PROBLEM DETAILS
After locating the line containing "Give me the", restate that line and each one after it exactly, through the last line of the material.

PROVIDED INFORMATION
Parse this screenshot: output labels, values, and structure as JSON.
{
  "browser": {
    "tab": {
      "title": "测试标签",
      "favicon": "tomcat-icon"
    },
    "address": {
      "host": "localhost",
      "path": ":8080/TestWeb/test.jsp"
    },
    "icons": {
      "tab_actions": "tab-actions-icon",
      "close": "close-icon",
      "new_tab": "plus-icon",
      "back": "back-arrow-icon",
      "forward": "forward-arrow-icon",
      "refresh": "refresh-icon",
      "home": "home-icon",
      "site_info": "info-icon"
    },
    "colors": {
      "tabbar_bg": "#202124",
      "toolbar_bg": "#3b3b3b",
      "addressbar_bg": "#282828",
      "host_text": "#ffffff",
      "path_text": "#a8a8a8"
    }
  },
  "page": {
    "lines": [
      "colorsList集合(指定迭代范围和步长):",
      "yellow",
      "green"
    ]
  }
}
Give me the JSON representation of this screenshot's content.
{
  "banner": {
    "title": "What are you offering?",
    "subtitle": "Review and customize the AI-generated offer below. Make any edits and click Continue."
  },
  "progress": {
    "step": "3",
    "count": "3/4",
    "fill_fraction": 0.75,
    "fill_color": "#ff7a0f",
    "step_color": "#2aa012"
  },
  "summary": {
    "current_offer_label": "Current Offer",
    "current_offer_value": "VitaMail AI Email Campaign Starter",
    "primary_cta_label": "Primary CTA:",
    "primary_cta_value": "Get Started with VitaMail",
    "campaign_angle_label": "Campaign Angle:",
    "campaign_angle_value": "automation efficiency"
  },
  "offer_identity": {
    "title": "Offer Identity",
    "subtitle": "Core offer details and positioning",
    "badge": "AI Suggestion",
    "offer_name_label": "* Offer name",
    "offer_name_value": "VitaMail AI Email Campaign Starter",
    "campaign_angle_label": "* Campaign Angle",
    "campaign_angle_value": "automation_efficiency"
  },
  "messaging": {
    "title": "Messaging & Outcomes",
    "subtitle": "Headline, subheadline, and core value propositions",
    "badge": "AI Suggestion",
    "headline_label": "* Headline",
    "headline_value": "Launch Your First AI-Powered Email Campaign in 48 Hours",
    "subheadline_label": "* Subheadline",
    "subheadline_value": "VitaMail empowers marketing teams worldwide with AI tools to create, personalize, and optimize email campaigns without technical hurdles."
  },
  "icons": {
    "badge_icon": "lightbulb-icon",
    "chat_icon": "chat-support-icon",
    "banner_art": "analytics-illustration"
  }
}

TASK RESULT
Give me the JSON representation of this screenshot's content.
{
  "banner": {
    "title": "What are you offering?",
    "subtitle": "Review and customize the AI-generated offer below. Make any edits and click Continue."
  },
  "progress": {
    "step": "3",
    "count": "3/4",
    "fill_fraction": 0.75,
    "fill_color": "#ff7a0f",
    "step_color": "#2aa012"
  },
  "summary": {
    "current_offer_label": "Current Offer",
    "current_offer_value": "VitaMail AI Email Campaign Starter",
    "primary_cta_label": "Primary CTA:",
    "primary_cta_value": "Get Started with VitaMail",
    "campaign_angle_label": "Campaign Angle:",
    "campaign_angle_value": "automation efficiency"
  },
  "offer_identity": {
    "title": "Offer Identity",
    "subtitle": "Core offer details and positioning",
    "badge": "AI Suggestion",
    "offer_name_label": "* Offer name",
    "offer_name_value": "VitaMail AI Email Campaign Starter",
    "campaign_angle_label": "* Campaign Angle",
    "campaign_angle_value": "automation_efficiency"
  },
  "messaging": {
    "title": "Messaging & Outcomes",
    "subtitle": "Headline, subheadline, and core value propositions",
    "badge": "AI Suggestion",
    "headline_label": "* Headline",
    "headline_value": "Launch Your First AI-Powered Email Campaign in 48 Hours",
    "subheadline_label": "* Subheadline",
    "subheadline_value": "VitaMail empowers marketing teams worldwide with AI tools to create, personalize, and optimize email campaigns without technical hurdles."
  },
  "icons": {
    "badge_icon": "lightbulb-icon",
    "chat_icon": "chat-support-icon",
    "banner_art": "analytics-illustration"
  }
}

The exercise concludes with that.